In a Wednesday Salon column which should be saved onto the hard drives of everyone in the pro-life movement as a reminder of the fundamental evil of their opposition, Mary Elizabeth Williams stated why, to her, it doesn't matter that abortion involves the taking of a human life: "I believe that life starts at conception. And it's never stopped me from being pro-choice."
The establishment press has consistently refused to apply the "pro-life" label to a movement which has always been not only about ending abortion, but about respecting and protecting human life from conception to natural death. I believe that refusal has occurred because many reporters share Ms. Williams's brutal, strongly held but rarely expressed beliefs articulated after the jump. The Salon staff writer proves that her side richly deserves to be called "anti-life" -- because that's what they are (bolds are mine throughout this post):
Of all the diabolically clever moves the anti-choice lobby has ever pulled, surely one of the greatest has been its consistent co-opting of the word “life.” Life! Who wants to argue with that? Who wants be on the side of … not-life? That’s why the language of those who support abortion has for so long been carefully couched in other terms. While opponents of abortion eagerly describe themselves as “pro-life,” the rest of us have had to scramble around with not nearly as big-ticket words like “choice” and “reproductive freedom.”
... we give far too much semantic power to those who’d try to control it. And we play into the sneaky, dirty tricks of the anti-choice lobby when we on the pro-choice side squirm so uncomfortably at the ways in which they’ve repeatedly appropriated the concept of “life.”
Here’s the complicated reality in which we live: All life is not equal. That’s a difficult thing for liberals like me to talk about, lest we wind up looking like death-panel-loving, kill-your-grandma-and-your-precious-baby storm troopers. Yet a fetus can be a human life without having the same rights as the woman in whose body it resides. She’s the boss. Her life and what is right for her circumstances and her health should automatically trump the rights of the non-autonomous entity inside of her.

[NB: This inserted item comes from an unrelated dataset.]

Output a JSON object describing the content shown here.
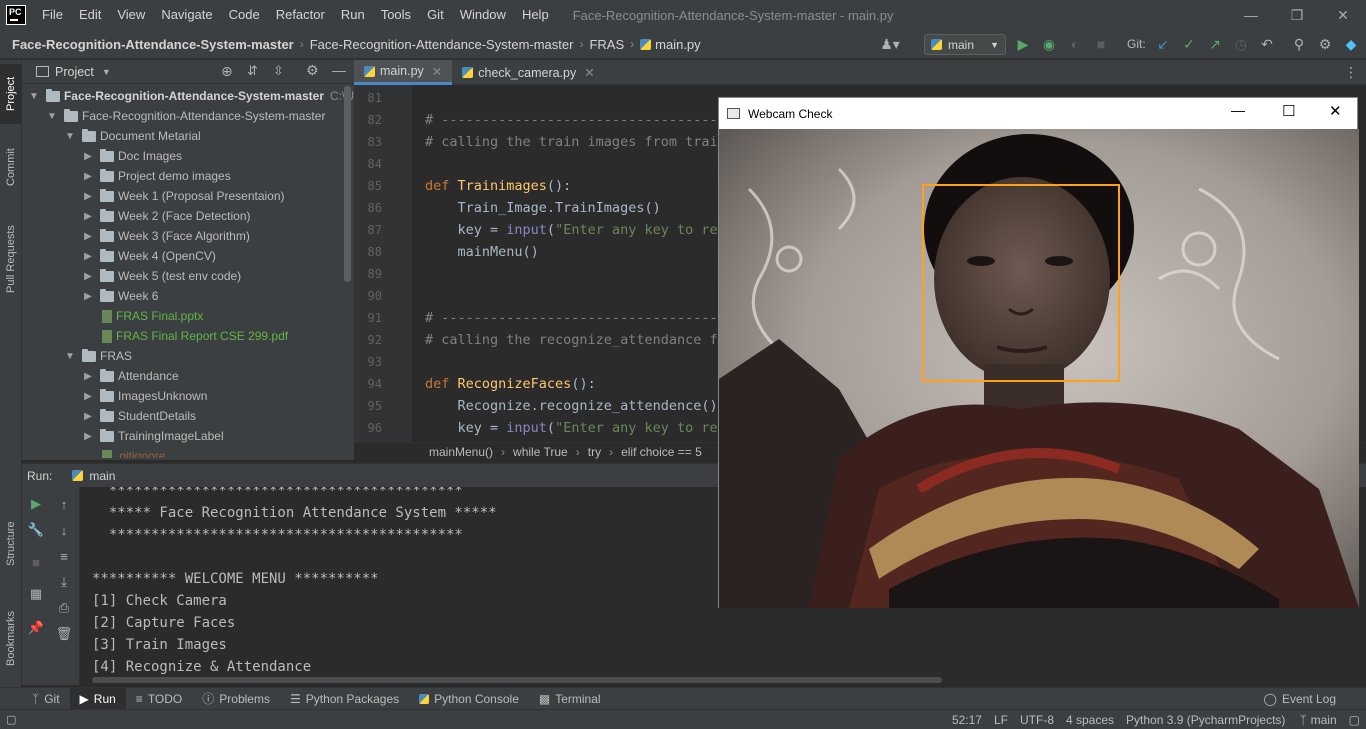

Always.
... If by some random fluke I learned today I was pregnant, you bet your ass I’d have an abortion. I’d have the World’s Greatest Abortion.
... I would put the life of a mother over the life of a fetus every single time — even if I still need to acknowledge my conviction that the fetus is indeed a life. A life worth sacrificing.

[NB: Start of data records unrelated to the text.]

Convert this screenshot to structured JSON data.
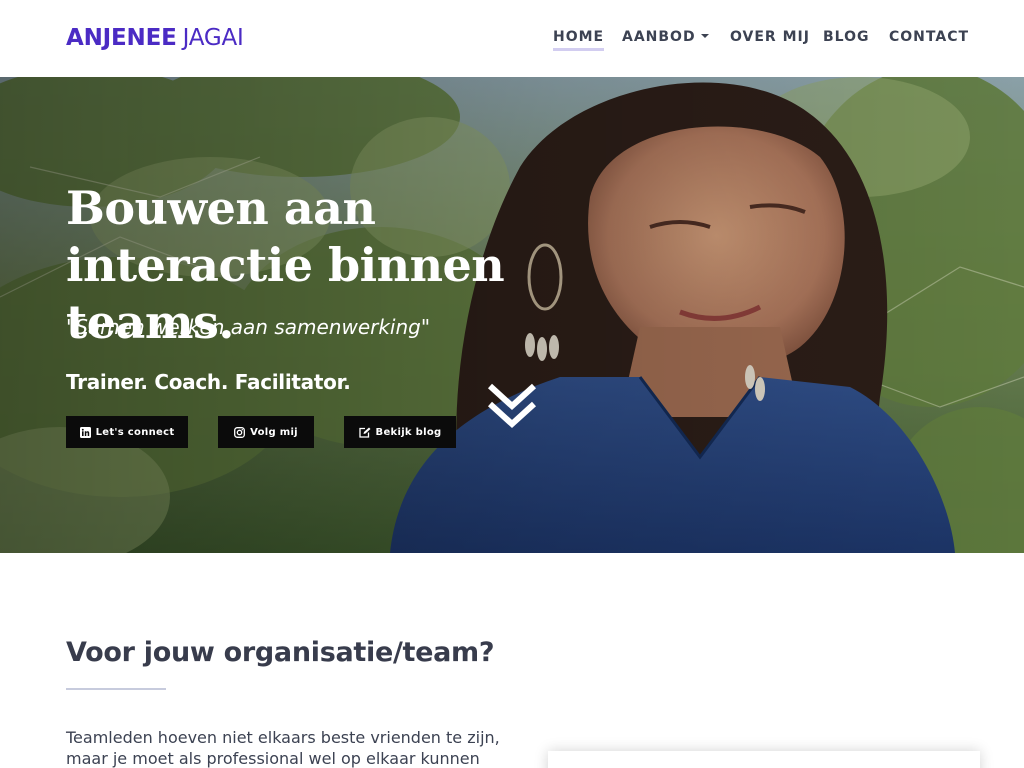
{
  "brand": {
    "name_first": "ANJENEE",
    "name_last": "JAGAI"
  },
  "nav": {
    "home": "HOME",
    "aanbod": "AANBOD",
    "over_mij": "OVER MIJ",
    "blog": "BLOG",
    "contact": "CONTACT"
  },
  "hero": {
    "headline": "Bouwen aan interactie binnen teams.",
    "tagline": "\"Samen werken aan samenwerking\"",
    "roles": "Trainer. Coach. Facilitator.",
    "buttons": {
      "connect": "Let's connect",
      "follow": "Volg mij",
      "blog": "Bekijk blog"
    }
  },
  "section": {
    "title": "Voor jouw organisatie/team?",
    "text": "Teamleden hoeven niet elkaars beste vrienden te zijn, maar je moet als professional wel op elkaar kunnen vertrouwen."
  },
  "colors": {
    "brand": "#4b2bc4",
    "nav_text": "#3c4252",
    "active_underline": "#d2cdf0",
    "button_bg": "#0b0b0b"
  },
  "icons": {
    "connect": "linkedin-icon",
    "follow": "instagram-icon",
    "blog": "edit-icon",
    "scroll": "double-chevron-down-icon",
    "dropdown": "caret-down-icon"
  }
}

Williams should have substituted "convenience" for "life" in the writer's final paragraph, because, in the context of what she wrote earlier, that's what she obviously meant.

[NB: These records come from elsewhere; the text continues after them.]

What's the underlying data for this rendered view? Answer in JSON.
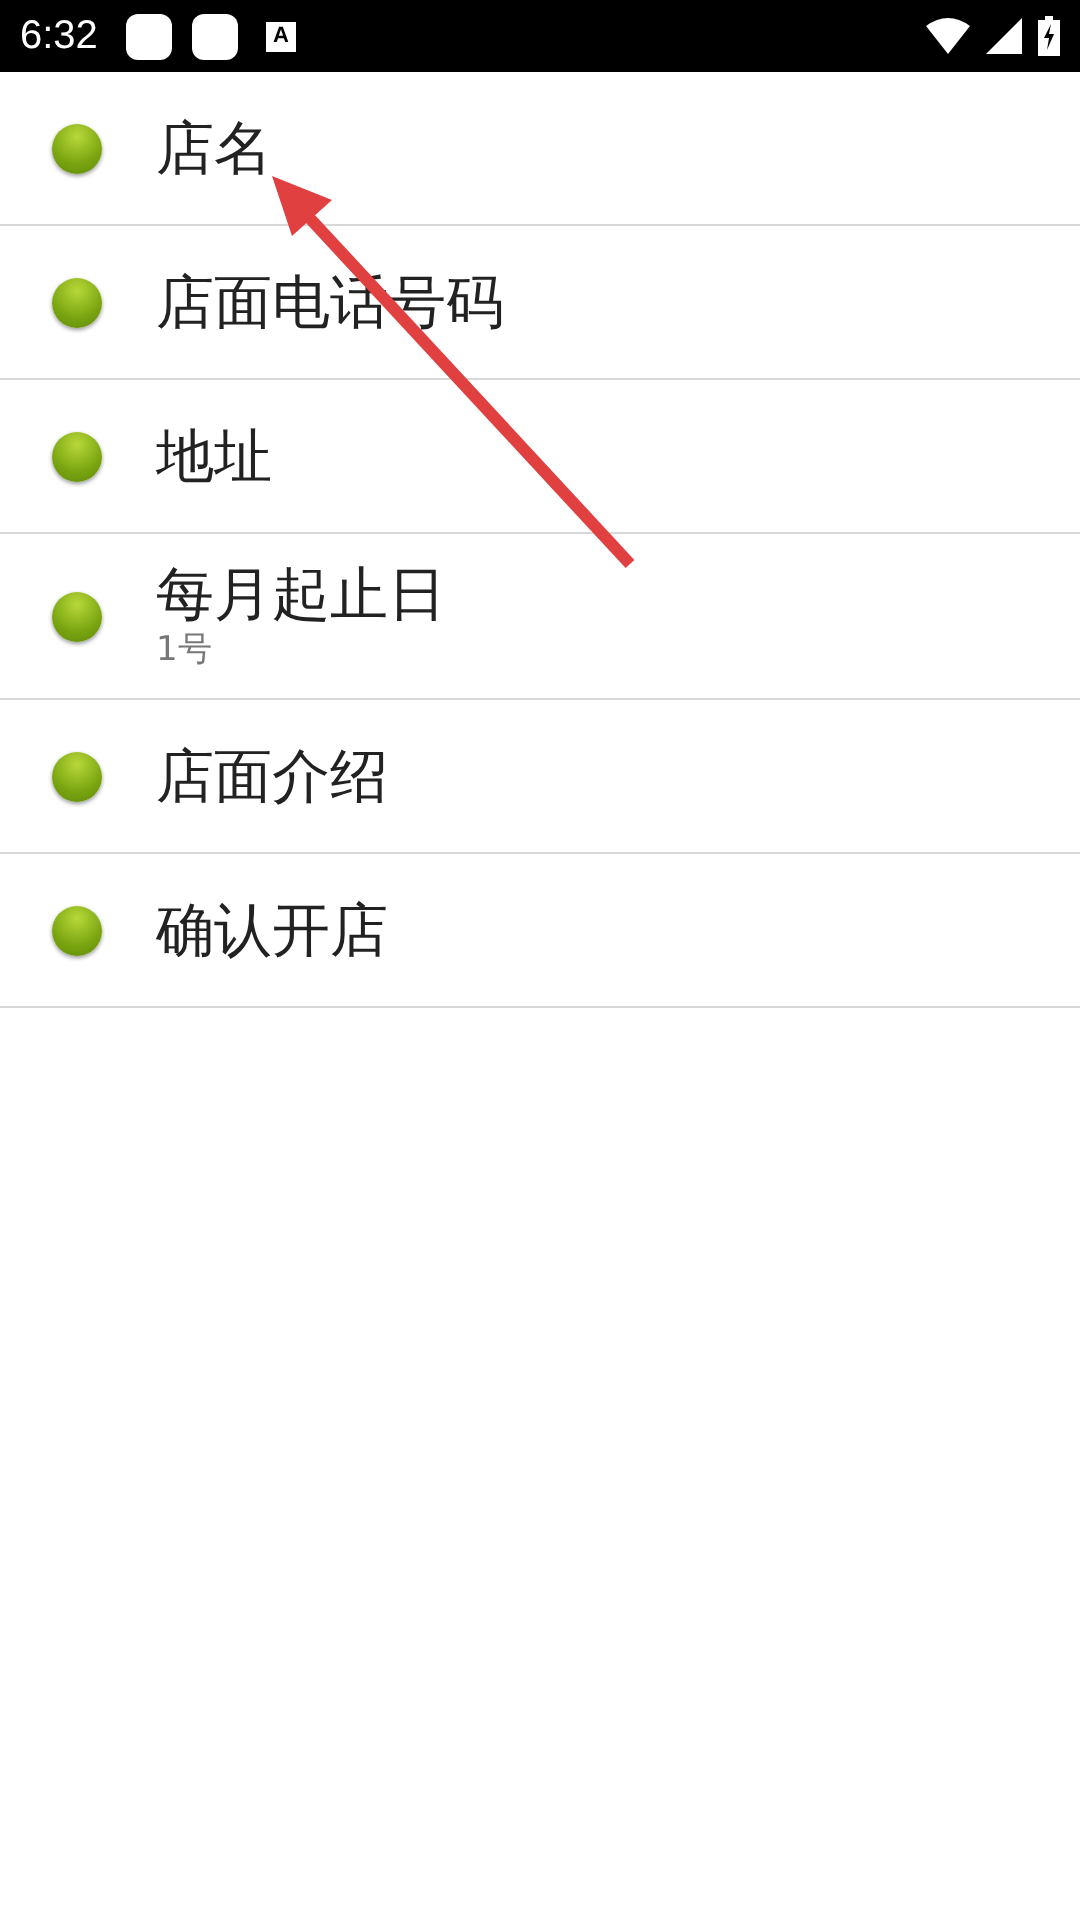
{
  "status_bar": {
    "time": "6:32",
    "notification_glyph": "A"
  },
  "settings": [
    {
      "title": "店名"
    },
    {
      "title": "店面电话号码"
    },
    {
      "title": "地址"
    },
    {
      "title": "每月起止日",
      "summary": "1号"
    },
    {
      "title": "店面介绍"
    },
    {
      "title": "确认开店"
    }
  ]
}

Leading religious blogger The Anchoress had some choice words for Ms. Williams (italics are in original):
In the less enlightened, less compassionate days ... a “non-autonomous entity” would be called a helpless and innocent person, one who deserved protection from efficient sorts who would, by negating their humanity, do them harm. Here, Williams is making precisely the utilitarian argument made by every totalitarian ideology that ever slaughtered people by the millions, because they were the wrong sorts of people, or were useless eaters, or they could not contribute to the advancement of society, or their quality of life just seemed too dubious to those who did not know and love them. Immediately after expressing concern that “liberals” might look like monsters, she utters the monster’s line: you have no rights except those I give you.
...A point of order, please: One may certainly sacrifice one’s own life for another. That is what makes it a sacrifice. Sacrificing “another’s” life is not a sacrifice, ...
... It’s just an expedient, and wasteful killing.
In fact, the notion that someone else’s life is “worth sacrificing” for the furtherance of one’s own situation — the mindset that can advance that thinking — is precisely one that deserves the name “diabolical.”
While Ms. Williams frets over how the pro-life movement has "appropriated" the word "life," her essay proves that they have really acquired sole ownership. A press corps interested in accurately communicating the truth would -- and should -- recognize that reality.
PS. Eric Tucker at the Associated Press wrote the following about Friday's March for Life: "Police do not provide crowd estimates, but organizers said hundreds of thousands may have turned out at Friday's rally in Washington." Given the source, one can safely delete the word "may."
Cross-posted at BizzyBlog.com.